Sharma said national action plans needed to include more ambitious targets for emissions reduction.
‘The decisive decade’
US climate envoy John Kerry also urged big economies to commit to more radical policies.
“We now have about 55 percent of global GDP [gross domestic product] committed to undertake tracks that will hold the temperature to 1.5 degrees,” he said.
Wealthy nations pledged about 10 ago to mobilise $100bn a year to help vulnerable countries adapt and transition to cleaner energy, but they are still short of their 2020 goal.
“The bottom line is, folks, as we stand here today, we believe we can make enormous progress in Glasgow, moving rapidly towards the new goals that the science is telling us we must achieve,’’ Kerry said.
That means achieving a 45 percent reduction in carbon emissions in the next 10 years. “This is the decisive decade,” Kerry said.
However, he noted, the sum of all 191 submissions as they are currently written would increase emissions between now and 2030 by 16 percent.
Financing climate action will be vital to the success of COP26, said Oscar Soria, campaign director at the US-based activist network Avaaz who was in Milan for the talks.
“Developing and developed nations should urgently sit together to design a plan. Without real money at the table it will be difficult to build trust in the negotiations in Glasgow,” Soria said.
Failure to act
The 2015 Paris accord committed nations to limit global warming to “well below” 2C (3.6F) through sweeping emissions cuts and to gun for a safer cap of 1.5C.
But in the six years since the landmark deal, greenhouse gas emissions have continued to rise along with disasters such as drought, flooding and storms supercharged by rising temperatures.
“I do not underestimate the amount of work which is required,” Sharma told reporters.
“There was a consensus we need to collectively do more … and a number of parties pointed out it’s on all of us but particularly for the G20 nations”, which produce 80 percent of all manmade emissions.
“Everybody acknowledges that Glasgow is likely to be a critical point for setting ambition for the next decade,” Sharma said.
There are several potential sticking points for COP26 delegates.
As well as finalising the Paris deal “rulebook” – including rules governing carbon market and unified reporting timeframes – countries need to redouble their efforts to slash carbon pollution.
However, an assessment last month showed even the most up-to-date national emissions cutting plans – known as nationally determined contributions, or NDCs – put Earth on course to warm a “catastrophic” 2.7C this century.
‘The survival of humanity’
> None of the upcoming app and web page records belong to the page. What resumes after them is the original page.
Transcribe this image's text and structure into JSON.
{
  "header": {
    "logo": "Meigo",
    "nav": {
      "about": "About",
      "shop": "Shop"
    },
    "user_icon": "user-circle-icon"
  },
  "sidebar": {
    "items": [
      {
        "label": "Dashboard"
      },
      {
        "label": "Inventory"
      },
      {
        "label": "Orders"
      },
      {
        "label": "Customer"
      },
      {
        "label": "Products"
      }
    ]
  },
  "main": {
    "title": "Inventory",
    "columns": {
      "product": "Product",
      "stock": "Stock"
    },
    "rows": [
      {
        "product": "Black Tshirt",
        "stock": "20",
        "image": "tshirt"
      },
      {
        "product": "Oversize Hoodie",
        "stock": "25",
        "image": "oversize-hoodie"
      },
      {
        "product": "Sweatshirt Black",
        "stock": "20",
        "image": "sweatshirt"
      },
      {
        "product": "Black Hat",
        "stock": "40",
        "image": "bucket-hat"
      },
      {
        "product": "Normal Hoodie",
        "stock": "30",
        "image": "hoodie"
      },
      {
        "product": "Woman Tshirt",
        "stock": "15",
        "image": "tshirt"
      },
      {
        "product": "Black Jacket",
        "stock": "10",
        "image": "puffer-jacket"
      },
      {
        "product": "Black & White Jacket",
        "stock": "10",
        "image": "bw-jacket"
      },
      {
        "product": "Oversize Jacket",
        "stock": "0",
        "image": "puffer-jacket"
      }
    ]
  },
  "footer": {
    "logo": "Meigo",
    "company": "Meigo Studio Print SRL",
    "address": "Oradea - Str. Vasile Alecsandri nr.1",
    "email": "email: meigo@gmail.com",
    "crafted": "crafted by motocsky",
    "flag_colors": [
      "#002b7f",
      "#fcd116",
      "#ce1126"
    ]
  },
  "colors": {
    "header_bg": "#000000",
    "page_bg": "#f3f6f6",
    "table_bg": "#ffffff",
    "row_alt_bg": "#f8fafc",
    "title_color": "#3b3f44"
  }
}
Some signatories to Paris, notably Russia and Saudi Arabia, have been openly reticent to endorse the 1.5C goal, preferring instead to emphasise the “well below” 2C target.
Without taking names, Kerry on Saturday said “‘well below’ means well below, contrary to some who are trying to assert that 2C was the target”.
“The common-sense meaning of that is that it’s not 1.9 or 1.8, or 1.7C.”
Frans Timmermans, the European Union’s deputy climate chief, said he expected major emitters India and China to submit more ambitious climate plans in the run-up to Glasgow.
“There can be no doubt in anybody’s mind that we are fighting for the survival of humanity and that the climate crisis and the threat of ecocide are the biggest threats humanity faces,” he said.
“The world is really coming to terms with the fact that we need to act and act now, and I expect also India and China to make a substantial contribution to keep us within reach of 1.5C.”
Andreas Sieber, policy coordinator at the Climate Action Network, said in order for Glasgow to get off on the right foot, a forthcoming climate finance plan “must show how developed countries will meet and exceed the promise of $100bn in climate finance”.